A typical homeowners insurance policy includes several coverages that may help pay to replace a broken window. Dwelling coverage, other structures coverage or liability coverage may come into play, depending on what caused the window to break. Here's a look at some scenarios in which homeowners insurance may help cover a broken window claim.
What if something breaks my window?
Standard homeowners insurance helps cover certain risks — often referred to as perils — that are outlined in your policy. Home insurance typically helps pay to repair damage from vandalism, hail, fire, theft and wind. So, if one of your window panes is broken by hail, for instance, you may be able to file a homeowners insurance claim on your dwelling coverage.
If the broken window is on a detached structure, such as a shed or detached garage, your other structures coverage may help pay for repairs.
Home insurance deductibles and limits
Keep in mind that you'll likely need to pay your deductible toward a broken window claim. Your deductible is the amount you pay out of pocket before your insurance kicks in to help cover the claim. You can usually choose your deductible when you purchase homeowners insurance.
If the cost of repairing a broken window is less than your deductible, you will have to pay for repairs yourself (likely without reimbursement from your insurer). But if your deductible is lower than the cost of the window repair, your homeowners insurance will likely help pay the difference, up to your coverage limit. A coverage limit is the maximum amount your insurer will pay toward a covered claim.

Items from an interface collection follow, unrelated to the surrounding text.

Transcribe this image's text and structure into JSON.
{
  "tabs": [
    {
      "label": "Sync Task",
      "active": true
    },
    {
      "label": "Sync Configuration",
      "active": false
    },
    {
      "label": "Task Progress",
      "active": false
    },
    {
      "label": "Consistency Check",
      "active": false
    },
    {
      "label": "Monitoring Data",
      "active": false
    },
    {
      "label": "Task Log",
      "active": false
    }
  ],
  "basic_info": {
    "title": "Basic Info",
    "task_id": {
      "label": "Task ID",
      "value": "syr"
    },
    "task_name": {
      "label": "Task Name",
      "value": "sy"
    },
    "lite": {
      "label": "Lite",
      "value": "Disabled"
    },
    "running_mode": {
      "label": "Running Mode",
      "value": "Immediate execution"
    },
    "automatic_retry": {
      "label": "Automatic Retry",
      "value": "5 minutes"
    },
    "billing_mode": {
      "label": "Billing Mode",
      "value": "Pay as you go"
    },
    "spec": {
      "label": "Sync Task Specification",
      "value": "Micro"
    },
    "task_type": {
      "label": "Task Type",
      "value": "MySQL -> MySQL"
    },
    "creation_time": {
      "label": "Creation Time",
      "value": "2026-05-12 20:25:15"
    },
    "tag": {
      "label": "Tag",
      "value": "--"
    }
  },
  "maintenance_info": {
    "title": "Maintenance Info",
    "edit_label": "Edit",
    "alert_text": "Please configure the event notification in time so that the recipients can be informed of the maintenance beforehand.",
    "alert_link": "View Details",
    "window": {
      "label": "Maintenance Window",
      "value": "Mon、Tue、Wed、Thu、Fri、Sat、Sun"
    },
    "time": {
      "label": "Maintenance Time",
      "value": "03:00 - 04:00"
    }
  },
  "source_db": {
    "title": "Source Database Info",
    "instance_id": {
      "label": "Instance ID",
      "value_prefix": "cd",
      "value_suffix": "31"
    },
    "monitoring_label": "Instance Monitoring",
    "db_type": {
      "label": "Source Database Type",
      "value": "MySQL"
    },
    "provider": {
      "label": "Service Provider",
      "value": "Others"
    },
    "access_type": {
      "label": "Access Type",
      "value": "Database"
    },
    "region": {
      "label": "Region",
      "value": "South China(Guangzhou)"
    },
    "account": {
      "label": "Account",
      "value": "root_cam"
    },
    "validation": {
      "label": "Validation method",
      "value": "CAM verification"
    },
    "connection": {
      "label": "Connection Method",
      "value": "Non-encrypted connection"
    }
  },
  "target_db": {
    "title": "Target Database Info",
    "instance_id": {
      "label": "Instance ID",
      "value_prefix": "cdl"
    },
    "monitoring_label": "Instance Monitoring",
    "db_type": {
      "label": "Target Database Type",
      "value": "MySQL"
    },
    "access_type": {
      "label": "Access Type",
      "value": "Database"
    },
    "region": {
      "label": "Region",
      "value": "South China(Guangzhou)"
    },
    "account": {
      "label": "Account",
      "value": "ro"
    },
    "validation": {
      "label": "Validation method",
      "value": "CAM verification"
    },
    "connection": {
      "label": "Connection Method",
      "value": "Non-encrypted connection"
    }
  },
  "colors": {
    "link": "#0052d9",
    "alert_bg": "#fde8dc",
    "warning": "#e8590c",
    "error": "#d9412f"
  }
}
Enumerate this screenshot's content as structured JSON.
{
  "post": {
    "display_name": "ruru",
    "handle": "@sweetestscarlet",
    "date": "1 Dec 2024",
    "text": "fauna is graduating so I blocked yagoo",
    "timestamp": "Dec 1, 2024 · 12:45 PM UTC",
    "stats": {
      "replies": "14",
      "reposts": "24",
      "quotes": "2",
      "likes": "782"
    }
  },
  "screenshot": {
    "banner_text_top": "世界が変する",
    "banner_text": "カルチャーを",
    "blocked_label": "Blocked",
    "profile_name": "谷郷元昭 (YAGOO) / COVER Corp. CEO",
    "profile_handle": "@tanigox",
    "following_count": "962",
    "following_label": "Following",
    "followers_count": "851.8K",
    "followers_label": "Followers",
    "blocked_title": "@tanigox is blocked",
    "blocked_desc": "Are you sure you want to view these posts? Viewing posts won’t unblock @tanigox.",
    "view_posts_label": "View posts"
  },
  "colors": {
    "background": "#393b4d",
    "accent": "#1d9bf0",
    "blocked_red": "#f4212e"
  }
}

Say your window is damaged during a break-in, and repairs will cost $700. But, your dwelling coverage deductible is $1,000. You would have to pay for repairs entirely out of your own pocket. Now, suppose you had a $500 deductible. You would pay $500 toward the window repair, and your insurer would reimburse you for the additional $200.
What if I break someone else's window?
Suppose you or your child accidentally throws a ball through a neighbor's window. If you accidentally damage another person's property, the liability coverage in your homeowners policy may help pay for repairs. You'll typically find that you do not have to pay a deductible on homeowners liability coverage.
What if I break my own window?
Homeowners insurance typically does not cover accidental breakage you cause to your own house. If your child throws a ball through your home's window or you accidentally crack a window pane, you'll likely need to pay out of pocket for the repair.
Also, keep in mind that homeowners insurance does not cover window maintenance issues or wear and tear. If your window needs repair or replacement because it's drafty, for instance, homeowners insurance will not cover the cost.
Broken window seals also may not be covered by home insurance. According to This Old House, fog or moisture between double-glazed windows can indicate a broken seal. Window seals fail over time, with manufacturers offering warranties up to 20 years, This Old House says. Remember, unless the damage is caused by a sudden or accidental peril — hail, fire or theft, for example — it's likely not covered by homeowners insurance.
It's a good idea to understand when homeowners insurance covers broken windows and to make sure your deductibles and coverage limits fit your needs.